A few additional thoughts and comments on the article. First, no single set of data provides a perfect measurement, unless the aspect that one is attempting to quantify is extremely simple - for example, the temperature in a particular place at a particular time. And what we are trying to measure here does not fall into that category.
On the other hand, what we are measuring is also not that complicated. The staffing and outlay data reported to HEDC, NCES, and other reputable organizations that record and study national educational statistics are listing exactly what has been reported to them by the institutions themselves. Moreover, any given organization will use the same criteria uniformly for defining various categories of employment, in a given year. Now it may happen that from one year to the next a particular classification changes, and that change artificially affects numbers reported for a particular institution from one year to the next. In other words, one might see increases or decreases in types of staffing that are primarily due to reclassification of job category. Not that we have evidence for that actually occurring with any of the data presented in our study, only that it is a theoretical possibility.
But even then, the inter-institutional comparisons remain valid, as any new classification scheme will be applied uniformly to all institutions for which the data is being collected. Of course, it is possible that some of the numbers get misreported. But any error of that nature is the sole responsibility of the institution reporting the data.

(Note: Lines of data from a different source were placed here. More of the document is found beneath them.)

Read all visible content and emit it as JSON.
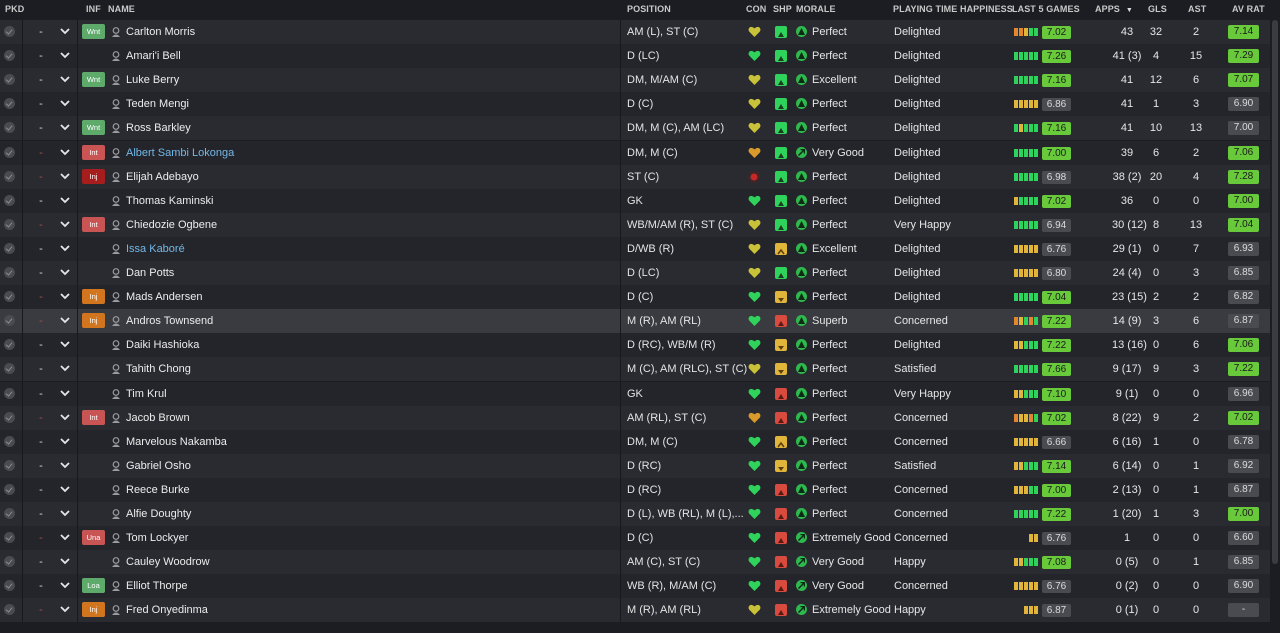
{
  "colors": {
    "good": "#68c93b",
    "bar_green": "#2fd35c",
    "bar_lightgreen": "#8fd96b",
    "bar_yellow": "#e0b53a",
    "bar_orange": "#e3872e",
    "bar_red": "#d94b3e",
    "name_blue": "#73b7e6"
  },
  "header": {
    "pkd": "PKD",
    "inf": "INF",
    "name": "NAME",
    "position": "POSITION",
    "con": "CON",
    "shp": "SHP",
    "morale": "MORALE",
    "playing_time": "PLAYING TIME HAPPINESS",
    "last5": "LAST 5 GAMES",
    "apps": "APPS",
    "gls": "GLS",
    "ast": "AST",
    "avrat": "AV RAT"
  },
  "rows": [
    {
      "dash": "-",
      "inf": "Wnt",
      "name": "Carlton Morris",
      "position": "AM (L), ST (C)",
      "con": "yellow-heart",
      "shp": "up",
      "morale": "Perfect",
      "pth": "Delighted",
      "l5": [
        "o",
        "o",
        "y",
        "g",
        "g"
      ],
      "l5rat": "7.02",
      "l5good": true,
      "apps": "43",
      "gls": "32",
      "ast": "2",
      "av": "7.14",
      "avgood": true
    },
    {
      "dash": "-",
      "inf": "",
      "name": "Amari'i Bell",
      "position": "D (LC)",
      "con": "green-heart",
      "shp": "up",
      "morale": "Perfect",
      "pth": "Delighted",
      "l5": [
        "g",
        "g",
        "g",
        "g",
        "g"
      ],
      "l5rat": "7.26",
      "l5good": true,
      "apps": "41 (3)",
      "gls": "4",
      "ast": "15",
      "av": "7.29",
      "avgood": true
    },
    {
      "dash": "-",
      "inf": "Wnt",
      "name": "Luke Berry",
      "position": "DM, M/AM (C)",
      "con": "yellow-heart",
      "shp": "up",
      "morale": "Excellent",
      "pth": "Delighted",
      "l5": [
        "g",
        "g",
        "g",
        "g",
        "g"
      ],
      "l5rat": "7.16",
      "l5good": true,
      "apps": "41",
      "gls": "12",
      "ast": "6",
      "av": "7.07",
      "avgood": true
    },
    {
      "dash": "-",
      "inf": "",
      "name": "Teden Mengi",
      "position": "D (C)",
      "con": "yellow-heart",
      "shp": "up",
      "morale": "Perfect",
      "pth": "Delighted",
      "l5": [
        "y",
        "y",
        "y",
        "y",
        "y"
      ],
      "l5rat": "6.86",
      "l5good": false,
      "apps": "41",
      "gls": "1",
      "ast": "3",
      "av": "6.90",
      "avgood": false
    },
    {
      "dash": "-",
      "inf": "Wnt",
      "name": "Ross Barkley",
      "position": "DM, M (C), AM (LC)",
      "con": "yellow-heart",
      "shp": "up",
      "morale": "Perfect",
      "pth": "Delighted",
      "l5": [
        "g",
        "y",
        "g",
        "g",
        "g"
      ],
      "l5rat": "7.16",
      "l5good": true,
      "apps": "41",
      "gls": "10",
      "ast": "13",
      "av": "7.00",
      "avgood": false
    },
    {
      "dash": "-",
      "inf": "Int",
      "name": "Albert Sambi Lokonga",
      "position": "DM, M (C)",
      "con": "orange-heart",
      "shp": "up",
      "morale": "Very Good",
      "pth": "Delighted",
      "l5": [
        "g",
        "g",
        "g",
        "g",
        "g"
      ],
      "l5rat": "7.00",
      "l5good": true,
      "apps": "39",
      "gls": "6",
      "ast": "2",
      "av": "7.06",
      "avgood": true,
      "blue": true
    },
    {
      "dash": "-",
      "inf": "Inj",
      "name": "Elijah Adebayo",
      "position": "ST (C)",
      "con": "red-dot",
      "shp": "up",
      "morale": "Perfect",
      "pth": "Delighted",
      "l5": [
        "g",
        "g",
        "g",
        "g",
        "g"
      ],
      "l5rat": "6.98",
      "l5good": false,
      "apps": "38 (2)",
      "gls": "20",
      "ast": "4",
      "av": "7.28",
      "avgood": true
    },
    {
      "dash": "-",
      "inf": "",
      "name": "Thomas Kaminski",
      "position": "GK",
      "con": "green-heart",
      "shp": "up",
      "morale": "Perfect",
      "pth": "Delighted",
      "l5": [
        "y",
        "g",
        "g",
        "g",
        "g"
      ],
      "l5rat": "7.02",
      "l5good": true,
      "apps": "36",
      "gls": "0",
      "ast": "0",
      "av": "7.00",
      "avgood": true
    },
    {
      "dash": "-",
      "inf": "Int",
      "name": "Chiedozie Ogbene",
      "position": "WB/M/AM (R), ST (C)",
      "con": "yellow-heart",
      "shp": "up",
      "morale": "Perfect",
      "pth": "Very Happy",
      "l5": [
        "g",
        "g",
        "g",
        "g",
        "g"
      ],
      "l5rat": "6.94",
      "l5good": false,
      "apps": "30 (12)",
      "gls": "8",
      "ast": "13",
      "av": "7.04",
      "avgood": true
    },
    {
      "dash": "-",
      "inf": "",
      "name": "Issa Kaboré",
      "position": "D/WB (R)",
      "con": "yellow-heart",
      "shp": "level",
      "morale": "Excellent",
      "pth": "Delighted",
      "l5": [
        "y",
        "y",
        "y",
        "y",
        "y"
      ],
      "l5rat": "6.76",
      "l5good": false,
      "apps": "29 (1)",
      "gls": "0",
      "ast": "7",
      "av": "6.93",
      "avgood": false,
      "blue": true
    },
    {
      "dash": "-",
      "inf": "",
      "name": "Dan Potts",
      "position": "D (LC)",
      "con": "yellow-heart",
      "shp": "up",
      "morale": "Perfect",
      "pth": "Delighted",
      "l5": [
        "y",
        "y",
        "y",
        "y",
        "y"
      ],
      "l5rat": "6.80",
      "l5good": false,
      "apps": "24 (4)",
      "gls": "0",
      "ast": "3",
      "av": "6.85",
      "avgood": false
    },
    {
      "dash": "-",
      "inf": "Inj",
      "name": "Mads Andersen",
      "position": "D (C)",
      "con": "green-heart",
      "shp": "down",
      "morale": "Perfect",
      "pth": "Delighted",
      "l5": [
        "g",
        "g",
        "g",
        "g",
        "g"
      ],
      "l5rat": "7.04",
      "l5good": true,
      "apps": "23 (15)",
      "gls": "2",
      "ast": "2",
      "av": "6.82",
      "avgood": false
    },
    {
      "dash": "-",
      "inf": "Inj",
      "name": "Andros Townsend",
      "position": "M (R), AM (RL)",
      "con": "green-heart",
      "shp": "red",
      "morale": "Superb",
      "pth": "Concerned",
      "l5": [
        "o",
        "y",
        "g",
        "o",
        "g"
      ],
      "l5rat": "7.22",
      "l5good": true,
      "apps": "14 (9)",
      "gls": "3",
      "ast": "6",
      "av": "6.87",
      "avgood": false,
      "sel": true
    },
    {
      "dash": "-",
      "inf": "",
      "name": "Daiki Hashioka",
      "position": "D (RC), WB/M (R)",
      "con": "green-heart",
      "shp": "down",
      "morale": "Perfect",
      "pth": "Delighted",
      "l5": [
        "y",
        "y",
        "g",
        "g",
        "g"
      ],
      "l5rat": "7.22",
      "l5good": true,
      "apps": "13 (16)",
      "gls": "0",
      "ast": "6",
      "av": "7.06",
      "avgood": true
    },
    {
      "dash": "-",
      "inf": "",
      "name": "Tahith Chong",
      "position": "M (C), AM (RLC), ST (C)",
      "con": "yellow-heart",
      "shp": "down",
      "morale": "Perfect",
      "pth": "Satisfied",
      "l5": [
        "g",
        "g",
        "g",
        "g",
        "g"
      ],
      "l5rat": "7.66",
      "l5good": true,
      "apps": "9 (17)",
      "gls": "9",
      "ast": "3",
      "av": "7.22",
      "avgood": true
    },
    {
      "dash": "-",
      "inf": "",
      "name": "Tim Krul",
      "position": "GK",
      "con": "green-heart",
      "shp": "red",
      "morale": "Perfect",
      "pth": "Very Happy",
      "l5": [
        "y",
        "y",
        "g",
        "g",
        "g"
      ],
      "l5rat": "7.10",
      "l5good": true,
      "apps": "9 (1)",
      "gls": "0",
      "ast": "0",
      "av": "6.96",
      "avgood": false
    },
    {
      "dash": "-",
      "inf": "Int",
      "name": "Jacob Brown",
      "position": "AM (RL), ST (C)",
      "con": "orange-heart",
      "shp": "red",
      "morale": "Perfect",
      "pth": "Concerned",
      "l5": [
        "o",
        "y",
        "y",
        "o",
        "g"
      ],
      "l5rat": "7.02",
      "l5good": true,
      "apps": "8 (22)",
      "gls": "9",
      "ast": "2",
      "av": "7.02",
      "avgood": true
    },
    {
      "dash": "-",
      "inf": "",
      "name": "Marvelous Nakamba",
      "position": "DM, M (C)",
      "con": "green-heart",
      "shp": "level",
      "morale": "Perfect",
      "pth": "Concerned",
      "l5": [
        "y",
        "y",
        "y",
        "y",
        "y"
      ],
      "l5rat": "6.66",
      "l5good": false,
      "apps": "6 (16)",
      "gls": "1",
      "ast": "0",
      "av": "6.78",
      "avgood": false
    },
    {
      "dash": "-",
      "inf": "",
      "name": "Gabriel Osho",
      "position": "D (RC)",
      "con": "green-heart",
      "shp": "down",
      "morale": "Perfect",
      "pth": "Satisfied",
      "l5": [
        "y",
        "y",
        "g",
        "g",
        "g"
      ],
      "l5rat": "7.14",
      "l5good": true,
      "apps": "6 (14)",
      "gls": "0",
      "ast": "1",
      "av": "6.92",
      "avgood": false
    },
    {
      "dash": "-",
      "inf": "",
      "name": "Reece Burke",
      "position": "D (RC)",
      "con": "green-heart",
      "shp": "red",
      "morale": "Perfect",
      "pth": "Concerned",
      "l5": [
        "y",
        "y",
        "y",
        "g",
        "g"
      ],
      "l5rat": "7.00",
      "l5good": true,
      "apps": "2 (13)",
      "gls": "0",
      "ast": "1",
      "av": "6.87",
      "avgood": false
    },
    {
      "dash": "-",
      "inf": "",
      "name": "Alfie Doughty",
      "position": "D (L), WB (RL), M (L),...",
      "con": "green-heart",
      "shp": "red",
      "morale": "Perfect",
      "pth": "Concerned",
      "l5": [
        "g",
        "g",
        "g",
        "g",
        "g"
      ],
      "l5rat": "7.22",
      "l5good": true,
      "apps": "1 (20)",
      "gls": "1",
      "ast": "3",
      "av": "7.00",
      "avgood": true
    },
    {
      "dash": "-",
      "inf": "Una",
      "name": "Tom Lockyer",
      "position": "D (C)",
      "con": "green-heart",
      "shp": "red",
      "morale": "Extremely Good",
      "pth": "Concerned",
      "l5": [
        "",
        "",
        "",
        "y",
        "y"
      ],
      "l5rat": "6.76",
      "l5good": false,
      "apps": "1",
      "gls": "0",
      "ast": "0",
      "av": "6.60",
      "avgood": false
    },
    {
      "dash": "-",
      "inf": "",
      "name": "Cauley Woodrow",
      "position": "AM (C), ST (C)",
      "con": "green-heart",
      "shp": "red",
      "morale": "Very Good",
      "pth": "Happy",
      "l5": [
        "y",
        "y",
        "g",
        "g",
        "g"
      ],
      "l5rat": "7.08",
      "l5good": true,
      "apps": "0 (5)",
      "gls": "0",
      "ast": "1",
      "av": "6.85",
      "avgood": false
    },
    {
      "dash": "-",
      "inf": "Loa",
      "name": "Elliot Thorpe",
      "position": "WB (R), M/AM (C)",
      "con": "green-heart",
      "shp": "red",
      "morale": "Very Good",
      "pth": "Concerned",
      "l5": [
        "y",
        "y",
        "y",
        "y",
        "y"
      ],
      "l5rat": "6.76",
      "l5good": false,
      "apps": "0 (2)",
      "gls": "0",
      "ast": "0",
      "av": "6.90",
      "avgood": false
    },
    {
      "dash": "-",
      "inf": "Inj",
      "name": "Fred Onyedinma",
      "position": "M (R), AM (RL)",
      "con": "yellow-heart",
      "shp": "red",
      "morale": "Extremely Good",
      "pth": "Happy",
      "l5": [
        "",
        "",
        "y",
        "y",
        "y"
      ],
      "l5rat": "6.87",
      "l5good": false,
      "apps": "0 (1)",
      "gls": "0",
      "ast": "0",
      "av": "-",
      "avgood": false
    }
  ]
}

Beyond that, when one arrives at the same conclusions from many different angles and from the use of different repositories of institutional data, and when the conclusions coincide with those of other, independent studies (as ours did with the University Senate's 2016 FCBC report), then a substantial degree of confidence in those conclusions is warranted.